Dan Williams said...

Yes, that's a really intriguing concept, the idea that scenes show a character winning or losing. If you are doing a study of scenes that work, will it be published anytime soon? Sounds good!

I also think that a scene can end in a "draw." If A goes to a job interview, he might get the job (win), he might not (lose), or he might not get the job but get a tip to apply at another company (draw). He doesn't get what he wants but he gets something to further him on his way.

The scene with Clint and Meryl is so good, I'm going to reserve the movie DVD at the library and watch it. Thanks for the tip!

Marquis de Gstaad said...

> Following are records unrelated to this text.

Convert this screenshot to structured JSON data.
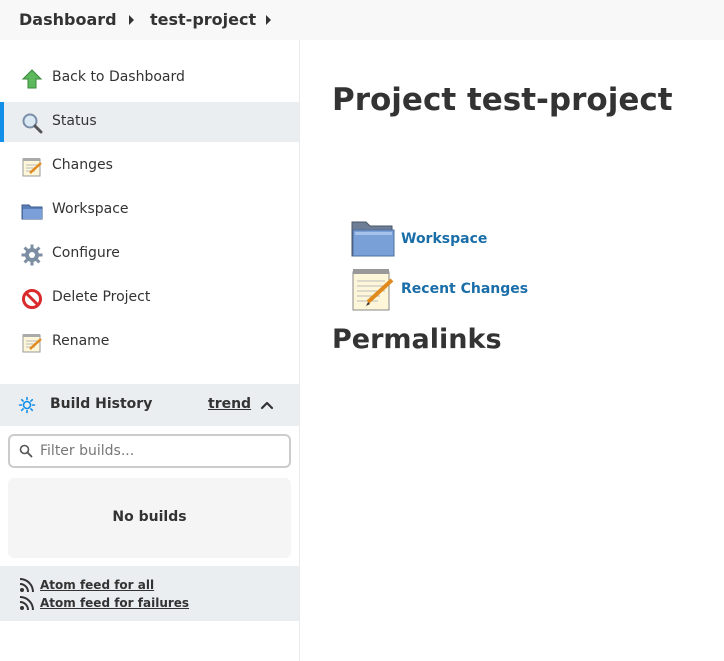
{
  "breadcrumb": {
    "items": [
      {
        "label": "Dashboard"
      },
      {
        "label": "test-project"
      }
    ]
  },
  "sidebar": {
    "tasks": [
      {
        "label": "Back to Dashboard",
        "icon": "up-arrow-icon",
        "active": false
      },
      {
        "label": "Status",
        "icon": "magnifier-icon",
        "active": true
      },
      {
        "label": "Changes",
        "icon": "notepad-icon",
        "active": false
      },
      {
        "label": "Workspace",
        "icon": "folder-icon",
        "active": false
      },
      {
        "label": "Configure",
        "icon": "gear-icon",
        "active": false
      },
      {
        "label": "Delete Project",
        "icon": "no-entry-icon",
        "active": false
      },
      {
        "label": "Rename",
        "icon": "notepad-icon",
        "active": false
      }
    ],
    "build_history": {
      "title": "Build History",
      "trend_label": "trend",
      "filter_placeholder": "Filter builds...",
      "empty_text": "No builds",
      "feeds": [
        {
          "label": "Atom feed for all"
        },
        {
          "label": "Atom feed for failures"
        }
      ]
    }
  },
  "main": {
    "title": "Project test-project",
    "links": [
      {
        "label": "Workspace",
        "icon": "folder-icon"
      },
      {
        "label": "Recent Changes",
        "icon": "notepad-icon"
      }
    ],
    "permalinks_heading": "Permalinks"
  },
  "colors": {
    "accent": "#138fe9",
    "link": "#1a6ea8",
    "sidebar_active_bg": "#ebeef1",
    "breadcrumb_bg": "#f8f8f8"
  }
}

"Stranger Than Fiction" is one of my favorites too. It's so heartbreaking when great films like that don't do that well at the box office. I don't know what people are thinking.

Anyway, to expand on your topic, I noticed this with Pixar films: They are so good at swapping the balance of power many times within single scenes. The hero is doomed and in a moment is on top of the world, then is doomed again and on top of the world yet again in a matter of thirty seconds. Marvelous.